Nancy L. Meek


Edward, Prince of Wales by Howard Chandler Christy
Portrait of Edward, Prince of Wales
by Howard Chandler Christy ~ 1923, Oil on Canvas
All the world felt saddened
when King Edward gave up his throne,
from busy streets to quiet deserts,
the news touched close to home.

Some merchants closed their shops
as an anxious hush fell over town,
and in every church and school
they talked about the crown.

“What of the king?” they asked
as they passed along the street,
this king attune to their needs
and made their country complete.

His thoughtfulness for others,
for the poor and common folk,
how he thought of them as brothers
made them wish the news a joke.

“Remember that lovely day
when Queen Mary was on the Clyde,
the way, before she was launched,
how he instilled in us such pride…

how he walked some seven miles
admiring that ship we built,
then rushed into our homes,
to applaud us to the hilt?”

“If it is right to visit the Queen Mary”,
Edward VIII said to the crowd,
“it is surely right to visit those who made her.”
And across the land, his people felt proud!

They recalled a former gracious act,
when he was the Prince of Wales,
when he visited the crippled soldiers,
a favorite story of all their tales.

He arrived on the appointed day
and went from one bed to the other,
encouraging each suffering man
like one would cheer on a brother.

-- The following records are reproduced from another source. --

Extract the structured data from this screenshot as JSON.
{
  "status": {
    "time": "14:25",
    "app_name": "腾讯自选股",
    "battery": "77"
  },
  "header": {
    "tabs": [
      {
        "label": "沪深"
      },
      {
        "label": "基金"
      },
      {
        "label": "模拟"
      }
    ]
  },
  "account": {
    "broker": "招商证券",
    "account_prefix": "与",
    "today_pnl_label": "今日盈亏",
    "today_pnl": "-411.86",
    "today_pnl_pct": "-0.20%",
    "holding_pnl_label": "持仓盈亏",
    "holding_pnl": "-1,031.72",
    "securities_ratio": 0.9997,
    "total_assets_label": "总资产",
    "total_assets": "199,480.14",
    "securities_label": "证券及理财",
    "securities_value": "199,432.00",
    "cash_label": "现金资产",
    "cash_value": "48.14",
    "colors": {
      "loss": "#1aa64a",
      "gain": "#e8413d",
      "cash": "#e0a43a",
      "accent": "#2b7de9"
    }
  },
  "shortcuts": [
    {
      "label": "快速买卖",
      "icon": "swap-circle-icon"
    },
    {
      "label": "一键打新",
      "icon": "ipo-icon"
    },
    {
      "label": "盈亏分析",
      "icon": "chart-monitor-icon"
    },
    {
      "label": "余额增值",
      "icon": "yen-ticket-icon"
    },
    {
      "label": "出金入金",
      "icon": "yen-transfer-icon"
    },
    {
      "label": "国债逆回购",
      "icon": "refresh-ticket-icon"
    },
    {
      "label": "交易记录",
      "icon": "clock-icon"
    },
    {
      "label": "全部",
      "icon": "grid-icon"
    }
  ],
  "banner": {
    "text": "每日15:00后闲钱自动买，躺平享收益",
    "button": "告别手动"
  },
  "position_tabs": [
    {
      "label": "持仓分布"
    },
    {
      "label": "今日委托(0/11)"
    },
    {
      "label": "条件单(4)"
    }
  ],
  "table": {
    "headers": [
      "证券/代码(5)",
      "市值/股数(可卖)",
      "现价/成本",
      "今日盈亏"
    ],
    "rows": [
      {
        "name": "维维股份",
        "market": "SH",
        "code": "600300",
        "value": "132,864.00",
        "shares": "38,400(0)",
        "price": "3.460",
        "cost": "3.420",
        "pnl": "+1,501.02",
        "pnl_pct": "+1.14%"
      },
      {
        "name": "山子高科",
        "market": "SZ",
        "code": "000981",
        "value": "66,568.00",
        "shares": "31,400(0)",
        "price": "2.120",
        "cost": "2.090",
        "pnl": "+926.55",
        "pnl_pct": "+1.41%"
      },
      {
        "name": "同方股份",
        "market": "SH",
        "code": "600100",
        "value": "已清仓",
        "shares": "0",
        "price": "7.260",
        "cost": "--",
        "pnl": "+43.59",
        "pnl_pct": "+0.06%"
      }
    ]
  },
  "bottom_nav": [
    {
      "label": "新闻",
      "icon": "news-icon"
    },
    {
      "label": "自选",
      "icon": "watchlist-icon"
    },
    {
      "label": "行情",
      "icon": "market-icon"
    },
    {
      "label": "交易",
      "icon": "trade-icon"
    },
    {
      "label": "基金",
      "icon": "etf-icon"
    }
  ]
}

When ready to leave, he paused,
then asked if he’d seen them all.
“No,” was the reply, “There’s more…
seven, so disfigured they will appall.”

“I must see them,” said the prince;
thus, he was ushered to every one;
then, going quietly from bed to bed,
thanked each for all they had done.

Turning to leave, he said to his guide,
“You said there were seven men…
I’ve seen only six. Where’s the other?”
to which his guide warned him:

“Your Highness,” nobody can see;
this man, he is so terribly maimed…
so out of the likeness of humanity.”
But, said the prince, with finger aimed:

“I must see this man, also.”
and the guide gently replied,
“Better not, Sir; it is terrible.”
But, the prince wouldn’t be defied,

“Still, I wish to see him.” he said.
So the two, without another word,
walked together to see the man:
their footfalls all that could be heard.

The prince, though growing pale,
walked firmly toward the bed,
and looking down upon the man,
slowly bowed his youthful head.

This poor wreck of humanity
could neither hear nor see:
a suffering subject of England
who fought to keep them free.

Then the prince, reverently and slowly,
with the highest homage he could pay,
stooped and kissed the soldier’s face;
then a king turned and walked away.

1923 Portrait of Edward, Prince of Wales by Howard Chandler Christy

The most distinguished of the medal ribbons is the Military Cross (MC) which is the white and purple ribbon in the middle of the top row. This medal normally awarded for “gallantry in the field”, was given to the Prince June 3, 1916. Edward bitterly regretted that he was never allowed near enough to the fighting in the Great War to be in any danger – although on one occasion his chauffeur was killed by friendly (French) fire – and he had earlier remarked in a letter to his father “I feel so ashamed to wear medals which I only have because of my position.” (See Duke of Windsor, A King’s Story. Memoirs of HRH The Duke of Windsor KG, New York, 1951, p. 118). His desire to see real action on the Western Front was quite genuine. The medals that initially shamed him in his letter to his father were the French Legion of Honour and a Russian order, neither of which he appears to be wearing in this portrait.

Information with thanks to the Lawrence Steigrad Fine Arts Website